* **WORK TASK**:
Nothing in the data may be altered; restate all of it exactly.

* **DATASET EXTRACT**:
• • • •

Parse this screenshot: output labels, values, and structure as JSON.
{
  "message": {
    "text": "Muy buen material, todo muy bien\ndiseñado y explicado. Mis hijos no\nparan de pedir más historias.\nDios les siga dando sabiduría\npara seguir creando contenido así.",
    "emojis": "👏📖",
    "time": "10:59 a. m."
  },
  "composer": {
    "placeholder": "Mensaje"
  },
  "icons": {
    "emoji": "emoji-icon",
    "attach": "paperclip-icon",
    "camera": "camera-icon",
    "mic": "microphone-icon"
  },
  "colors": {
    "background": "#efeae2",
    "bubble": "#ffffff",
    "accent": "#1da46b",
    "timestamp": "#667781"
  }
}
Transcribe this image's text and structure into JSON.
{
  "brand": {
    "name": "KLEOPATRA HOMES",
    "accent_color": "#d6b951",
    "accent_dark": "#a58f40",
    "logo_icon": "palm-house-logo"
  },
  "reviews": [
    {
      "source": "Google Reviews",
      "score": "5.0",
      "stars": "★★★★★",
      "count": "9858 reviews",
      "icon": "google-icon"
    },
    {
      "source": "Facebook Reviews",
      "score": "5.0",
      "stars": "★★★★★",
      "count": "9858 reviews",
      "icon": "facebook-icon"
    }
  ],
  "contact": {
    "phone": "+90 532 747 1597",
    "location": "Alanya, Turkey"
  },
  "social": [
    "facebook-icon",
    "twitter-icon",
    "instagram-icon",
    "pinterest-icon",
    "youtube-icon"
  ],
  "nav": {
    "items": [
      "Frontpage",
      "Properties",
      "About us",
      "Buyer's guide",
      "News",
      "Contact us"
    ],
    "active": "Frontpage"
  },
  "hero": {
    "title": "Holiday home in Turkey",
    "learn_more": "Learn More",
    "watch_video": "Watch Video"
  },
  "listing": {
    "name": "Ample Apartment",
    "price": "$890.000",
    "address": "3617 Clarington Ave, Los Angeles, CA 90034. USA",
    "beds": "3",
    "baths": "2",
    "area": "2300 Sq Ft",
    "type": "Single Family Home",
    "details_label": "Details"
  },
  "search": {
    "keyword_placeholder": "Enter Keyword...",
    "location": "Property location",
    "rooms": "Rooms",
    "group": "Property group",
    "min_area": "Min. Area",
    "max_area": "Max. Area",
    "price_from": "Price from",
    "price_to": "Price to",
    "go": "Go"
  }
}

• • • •

* **TASK RESPONSE**:
Parse this screenshot: output labels, values, and structure as JSON.
{
  "message": {
    "text": "Muy buen material, todo muy bien\ndiseñado y explicado. Mis hijos no\nparan de pedir más historias.\nDios les siga dando sabiduría\npara seguir creando contenido así.",
    "emojis": "👏📖",
    "time": "10:59 a. m."
  },
  "composer": {
    "placeholder": "Mensaje"
  },
  "icons": {
    "emoji": "emoji-icon",
    "attach": "paperclip-icon",
    "camera": "camera-icon",
    "mic": "microphone-icon"
  },
  "colors": {
    "background": "#efeae2",
    "bubble": "#ffffff",
    "accent": "#1da46b",
    "timestamp": "#667781"
  }
}
Transcribe this image's text and structure into JSON.
{
  "brand": {
    "name": "KLEOPATRA HOMES",
    "accent_color": "#d6b951",
    "accent_dark": "#a58f40",
    "logo_icon": "palm-house-logo"
  },
  "reviews": [
    {
      "source": "Google Reviews",
      "score": "5.0",
      "stars": "★★★★★",
      "count": "9858 reviews",
      "icon": "google-icon"
    },
    {
      "source": "Facebook Reviews",
      "score": "5.0",
      "stars": "★★★★★",
      "count": "9858 reviews",
      "icon": "facebook-icon"
    }
  ],
  "contact": {
    "phone": "+90 532 747 1597",
    "location": "Alanya, Turkey"
  },
  "social": [
    "facebook-icon",
    "twitter-icon",
    "instagram-icon",
    "pinterest-icon",
    "youtube-icon"
  ],
  "nav": {
    "items": [
      "Frontpage",
      "Properties",
      "About us",
      "Buyer's guide",
      "News",
      "Contact us"
    ],
    "active": "Frontpage"
  },
  "hero": {
    "title": "Holiday home in Turkey",
    "learn_more": "Learn More",
    "watch_video": "Watch Video"
  },
  "listing": {
    "name": "Ample Apartment",
    "price": "$890.000",
    "address": "3617 Clarington Ave, Los Angeles, CA 90034. USA",
    "beds": "3",
    "baths": "2",
    "area": "2300 Sq Ft",
    "type": "Single Family Home",
    "details_label": "Details"
  },
  "search": {
    "keyword_placeholder": "Enter Keyword...",
    "location": "Property location",
    "rooms": "Rooms",
    "group": "Property group",
    "min_area": "Min. Area",
    "max_area": "Max. Area",
    "price_from": "Price from",
    "price_to": "Price to",
    "go": "Go"
  }
}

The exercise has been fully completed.